#### DIRECTIONS
Every line in the records below that holds the word "wakandangriot" is to be copied.

[Data records for software interfaces]

--------------------------------

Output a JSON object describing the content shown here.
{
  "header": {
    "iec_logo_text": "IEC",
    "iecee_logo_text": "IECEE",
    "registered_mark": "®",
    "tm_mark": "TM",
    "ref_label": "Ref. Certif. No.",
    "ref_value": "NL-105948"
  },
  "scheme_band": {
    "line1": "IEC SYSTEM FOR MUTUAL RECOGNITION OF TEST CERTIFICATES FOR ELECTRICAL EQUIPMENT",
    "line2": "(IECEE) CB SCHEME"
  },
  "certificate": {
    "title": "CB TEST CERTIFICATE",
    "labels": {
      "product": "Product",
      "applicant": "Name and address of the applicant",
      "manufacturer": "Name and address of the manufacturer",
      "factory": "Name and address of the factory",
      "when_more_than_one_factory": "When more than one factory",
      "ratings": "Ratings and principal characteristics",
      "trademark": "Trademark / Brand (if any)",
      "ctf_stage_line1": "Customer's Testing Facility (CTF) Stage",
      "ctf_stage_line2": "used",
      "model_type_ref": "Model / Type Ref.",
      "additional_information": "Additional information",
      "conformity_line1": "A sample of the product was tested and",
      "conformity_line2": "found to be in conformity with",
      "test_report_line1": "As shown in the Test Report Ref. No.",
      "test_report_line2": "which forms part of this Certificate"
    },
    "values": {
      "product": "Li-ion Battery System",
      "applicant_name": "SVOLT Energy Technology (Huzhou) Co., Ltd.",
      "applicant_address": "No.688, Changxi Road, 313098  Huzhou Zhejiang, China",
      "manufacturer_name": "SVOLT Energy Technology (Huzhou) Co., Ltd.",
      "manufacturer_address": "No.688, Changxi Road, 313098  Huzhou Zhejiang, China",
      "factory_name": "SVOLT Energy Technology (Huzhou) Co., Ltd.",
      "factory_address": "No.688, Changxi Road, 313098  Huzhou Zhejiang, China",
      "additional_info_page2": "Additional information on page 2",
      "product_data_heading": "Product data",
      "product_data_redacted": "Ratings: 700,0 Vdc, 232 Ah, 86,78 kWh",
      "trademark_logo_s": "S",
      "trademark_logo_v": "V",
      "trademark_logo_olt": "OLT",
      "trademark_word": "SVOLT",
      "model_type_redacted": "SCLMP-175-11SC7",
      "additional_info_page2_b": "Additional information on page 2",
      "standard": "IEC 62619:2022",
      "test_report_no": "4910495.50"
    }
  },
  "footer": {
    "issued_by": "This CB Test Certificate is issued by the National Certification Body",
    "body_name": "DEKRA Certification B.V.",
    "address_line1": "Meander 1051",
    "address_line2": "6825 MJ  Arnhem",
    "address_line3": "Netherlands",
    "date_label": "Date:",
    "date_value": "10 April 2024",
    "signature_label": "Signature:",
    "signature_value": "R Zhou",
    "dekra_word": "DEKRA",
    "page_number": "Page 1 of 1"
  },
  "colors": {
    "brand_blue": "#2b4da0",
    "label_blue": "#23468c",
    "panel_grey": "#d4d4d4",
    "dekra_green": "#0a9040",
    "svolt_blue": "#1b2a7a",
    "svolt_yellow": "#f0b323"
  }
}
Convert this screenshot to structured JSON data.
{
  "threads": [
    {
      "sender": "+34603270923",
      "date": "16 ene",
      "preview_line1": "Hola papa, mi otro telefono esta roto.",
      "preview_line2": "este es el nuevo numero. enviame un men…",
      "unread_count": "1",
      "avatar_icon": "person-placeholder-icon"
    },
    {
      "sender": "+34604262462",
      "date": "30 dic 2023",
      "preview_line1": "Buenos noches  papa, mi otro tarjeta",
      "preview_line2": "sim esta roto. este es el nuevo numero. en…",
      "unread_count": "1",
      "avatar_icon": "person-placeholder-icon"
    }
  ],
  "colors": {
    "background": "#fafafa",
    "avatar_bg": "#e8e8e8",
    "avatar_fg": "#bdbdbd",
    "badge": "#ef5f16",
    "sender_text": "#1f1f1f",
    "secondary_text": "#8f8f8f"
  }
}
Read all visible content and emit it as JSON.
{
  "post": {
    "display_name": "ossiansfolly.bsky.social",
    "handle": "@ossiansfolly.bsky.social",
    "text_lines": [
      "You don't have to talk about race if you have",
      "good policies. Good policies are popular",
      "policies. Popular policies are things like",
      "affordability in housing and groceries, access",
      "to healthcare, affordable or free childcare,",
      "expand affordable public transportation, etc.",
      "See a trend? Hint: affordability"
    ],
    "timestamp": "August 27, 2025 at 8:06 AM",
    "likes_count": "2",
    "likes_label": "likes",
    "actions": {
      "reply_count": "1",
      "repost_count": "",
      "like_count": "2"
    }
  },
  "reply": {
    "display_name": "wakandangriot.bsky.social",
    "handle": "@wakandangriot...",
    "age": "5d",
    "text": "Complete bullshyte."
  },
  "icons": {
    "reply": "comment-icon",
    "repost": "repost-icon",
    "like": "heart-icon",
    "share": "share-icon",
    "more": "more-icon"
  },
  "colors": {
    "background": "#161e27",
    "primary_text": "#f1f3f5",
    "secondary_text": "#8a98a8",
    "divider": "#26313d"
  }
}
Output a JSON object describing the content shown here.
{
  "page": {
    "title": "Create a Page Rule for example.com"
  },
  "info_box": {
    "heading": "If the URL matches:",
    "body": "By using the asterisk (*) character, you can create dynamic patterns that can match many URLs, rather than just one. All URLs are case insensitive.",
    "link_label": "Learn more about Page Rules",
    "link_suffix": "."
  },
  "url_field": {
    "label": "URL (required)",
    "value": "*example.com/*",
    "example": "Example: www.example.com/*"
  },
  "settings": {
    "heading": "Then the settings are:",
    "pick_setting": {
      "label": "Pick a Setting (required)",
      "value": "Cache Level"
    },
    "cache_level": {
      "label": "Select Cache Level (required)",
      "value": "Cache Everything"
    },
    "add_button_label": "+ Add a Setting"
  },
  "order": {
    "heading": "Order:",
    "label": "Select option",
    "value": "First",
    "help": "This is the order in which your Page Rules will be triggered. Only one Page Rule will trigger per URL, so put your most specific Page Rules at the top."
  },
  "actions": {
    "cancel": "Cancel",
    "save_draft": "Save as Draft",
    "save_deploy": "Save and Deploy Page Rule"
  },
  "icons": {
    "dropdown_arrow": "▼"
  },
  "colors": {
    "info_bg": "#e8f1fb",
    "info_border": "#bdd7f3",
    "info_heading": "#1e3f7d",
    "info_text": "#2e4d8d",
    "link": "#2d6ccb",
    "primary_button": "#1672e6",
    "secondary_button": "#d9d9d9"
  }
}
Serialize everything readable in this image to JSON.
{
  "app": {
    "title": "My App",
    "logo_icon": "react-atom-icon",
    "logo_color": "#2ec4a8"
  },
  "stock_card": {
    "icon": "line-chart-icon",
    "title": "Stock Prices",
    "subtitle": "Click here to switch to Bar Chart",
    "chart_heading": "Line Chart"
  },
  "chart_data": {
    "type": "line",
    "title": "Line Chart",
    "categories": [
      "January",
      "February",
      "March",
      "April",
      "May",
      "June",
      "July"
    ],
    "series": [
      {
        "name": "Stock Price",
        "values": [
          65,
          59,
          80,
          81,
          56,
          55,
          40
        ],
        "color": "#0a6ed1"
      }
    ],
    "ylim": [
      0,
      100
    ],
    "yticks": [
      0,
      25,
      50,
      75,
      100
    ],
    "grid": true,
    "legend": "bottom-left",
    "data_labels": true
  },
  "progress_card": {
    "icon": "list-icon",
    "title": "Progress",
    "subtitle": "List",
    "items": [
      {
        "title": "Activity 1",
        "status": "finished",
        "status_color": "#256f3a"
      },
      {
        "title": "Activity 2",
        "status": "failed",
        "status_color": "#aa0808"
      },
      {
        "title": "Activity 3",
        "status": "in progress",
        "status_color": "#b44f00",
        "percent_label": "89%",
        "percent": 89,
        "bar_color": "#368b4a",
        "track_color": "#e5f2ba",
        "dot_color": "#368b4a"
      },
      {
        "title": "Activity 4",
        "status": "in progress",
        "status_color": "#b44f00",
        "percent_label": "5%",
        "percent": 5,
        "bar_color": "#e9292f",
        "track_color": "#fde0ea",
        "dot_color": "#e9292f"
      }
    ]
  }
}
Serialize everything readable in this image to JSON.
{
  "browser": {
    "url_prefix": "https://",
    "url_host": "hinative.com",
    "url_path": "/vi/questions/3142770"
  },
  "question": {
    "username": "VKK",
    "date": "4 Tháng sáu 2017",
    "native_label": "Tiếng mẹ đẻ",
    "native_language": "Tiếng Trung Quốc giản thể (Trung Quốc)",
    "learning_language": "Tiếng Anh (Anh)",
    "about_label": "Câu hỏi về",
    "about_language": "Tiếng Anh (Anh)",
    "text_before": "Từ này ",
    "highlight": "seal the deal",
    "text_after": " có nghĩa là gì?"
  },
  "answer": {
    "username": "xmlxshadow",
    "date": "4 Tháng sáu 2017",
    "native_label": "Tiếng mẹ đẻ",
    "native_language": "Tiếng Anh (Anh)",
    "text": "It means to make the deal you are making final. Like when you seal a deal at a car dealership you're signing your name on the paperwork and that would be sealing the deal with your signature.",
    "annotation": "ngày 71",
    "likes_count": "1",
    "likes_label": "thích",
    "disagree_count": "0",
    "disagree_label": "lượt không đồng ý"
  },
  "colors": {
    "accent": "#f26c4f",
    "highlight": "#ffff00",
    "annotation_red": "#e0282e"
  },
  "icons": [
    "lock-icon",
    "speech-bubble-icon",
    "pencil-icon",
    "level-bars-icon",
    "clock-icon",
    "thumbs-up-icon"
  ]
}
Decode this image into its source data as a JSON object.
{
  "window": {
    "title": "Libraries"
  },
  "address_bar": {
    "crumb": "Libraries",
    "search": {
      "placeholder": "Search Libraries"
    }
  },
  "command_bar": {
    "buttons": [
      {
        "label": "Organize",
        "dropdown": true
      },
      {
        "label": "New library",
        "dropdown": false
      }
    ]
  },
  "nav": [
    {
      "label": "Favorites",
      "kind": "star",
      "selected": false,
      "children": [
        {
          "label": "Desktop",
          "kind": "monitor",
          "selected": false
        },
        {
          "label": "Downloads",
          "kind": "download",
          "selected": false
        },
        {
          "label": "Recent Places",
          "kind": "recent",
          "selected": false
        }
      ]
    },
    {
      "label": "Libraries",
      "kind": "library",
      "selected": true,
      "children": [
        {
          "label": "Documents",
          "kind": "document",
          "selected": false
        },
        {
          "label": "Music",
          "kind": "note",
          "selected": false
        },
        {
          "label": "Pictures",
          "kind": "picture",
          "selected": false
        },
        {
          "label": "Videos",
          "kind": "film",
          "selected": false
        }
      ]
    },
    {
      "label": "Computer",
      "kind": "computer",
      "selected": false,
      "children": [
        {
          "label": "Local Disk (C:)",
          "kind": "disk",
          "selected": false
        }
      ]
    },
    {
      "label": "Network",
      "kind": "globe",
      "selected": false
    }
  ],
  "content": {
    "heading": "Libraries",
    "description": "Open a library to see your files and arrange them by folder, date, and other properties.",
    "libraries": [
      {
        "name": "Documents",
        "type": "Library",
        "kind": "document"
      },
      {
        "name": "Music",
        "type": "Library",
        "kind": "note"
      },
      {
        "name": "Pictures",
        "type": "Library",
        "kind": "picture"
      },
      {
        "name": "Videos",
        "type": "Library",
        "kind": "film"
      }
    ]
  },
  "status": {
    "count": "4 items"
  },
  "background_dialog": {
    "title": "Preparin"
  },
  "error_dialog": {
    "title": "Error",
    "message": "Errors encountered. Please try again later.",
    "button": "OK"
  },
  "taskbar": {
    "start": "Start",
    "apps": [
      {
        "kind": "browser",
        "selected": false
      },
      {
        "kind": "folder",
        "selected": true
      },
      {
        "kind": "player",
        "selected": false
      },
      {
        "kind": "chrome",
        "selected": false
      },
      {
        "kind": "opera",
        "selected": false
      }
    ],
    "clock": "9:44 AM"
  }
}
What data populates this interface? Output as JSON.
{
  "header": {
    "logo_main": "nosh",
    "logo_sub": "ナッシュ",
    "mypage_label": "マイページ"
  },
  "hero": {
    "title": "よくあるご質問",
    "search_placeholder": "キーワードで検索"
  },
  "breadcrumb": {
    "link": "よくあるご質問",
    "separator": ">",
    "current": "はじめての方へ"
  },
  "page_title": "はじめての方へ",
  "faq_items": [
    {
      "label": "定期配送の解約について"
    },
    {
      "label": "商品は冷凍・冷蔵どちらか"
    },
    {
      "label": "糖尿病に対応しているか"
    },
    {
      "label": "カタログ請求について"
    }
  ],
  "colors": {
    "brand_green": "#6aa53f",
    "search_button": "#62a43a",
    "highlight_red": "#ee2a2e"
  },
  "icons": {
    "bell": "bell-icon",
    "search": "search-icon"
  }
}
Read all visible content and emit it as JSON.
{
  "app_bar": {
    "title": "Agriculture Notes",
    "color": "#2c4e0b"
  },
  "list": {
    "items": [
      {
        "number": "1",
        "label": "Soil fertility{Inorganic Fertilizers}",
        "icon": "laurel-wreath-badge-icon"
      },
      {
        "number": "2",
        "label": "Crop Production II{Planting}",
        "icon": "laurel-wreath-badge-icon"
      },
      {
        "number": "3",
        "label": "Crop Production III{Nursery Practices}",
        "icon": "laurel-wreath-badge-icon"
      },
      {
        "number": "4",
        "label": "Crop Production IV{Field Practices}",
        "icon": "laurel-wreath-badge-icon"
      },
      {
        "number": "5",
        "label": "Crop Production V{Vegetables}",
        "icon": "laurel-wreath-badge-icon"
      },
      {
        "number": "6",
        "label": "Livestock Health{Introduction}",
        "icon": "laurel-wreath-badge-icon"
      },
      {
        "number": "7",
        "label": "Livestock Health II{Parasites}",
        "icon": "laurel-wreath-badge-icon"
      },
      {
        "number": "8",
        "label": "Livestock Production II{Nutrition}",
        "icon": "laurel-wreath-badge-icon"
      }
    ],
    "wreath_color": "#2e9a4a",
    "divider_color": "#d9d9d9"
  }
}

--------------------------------

#### EXERCISE SOLUTION
    "display_name": "wakandangriot.bsky.social",
    "handle": "@wakandangriot...",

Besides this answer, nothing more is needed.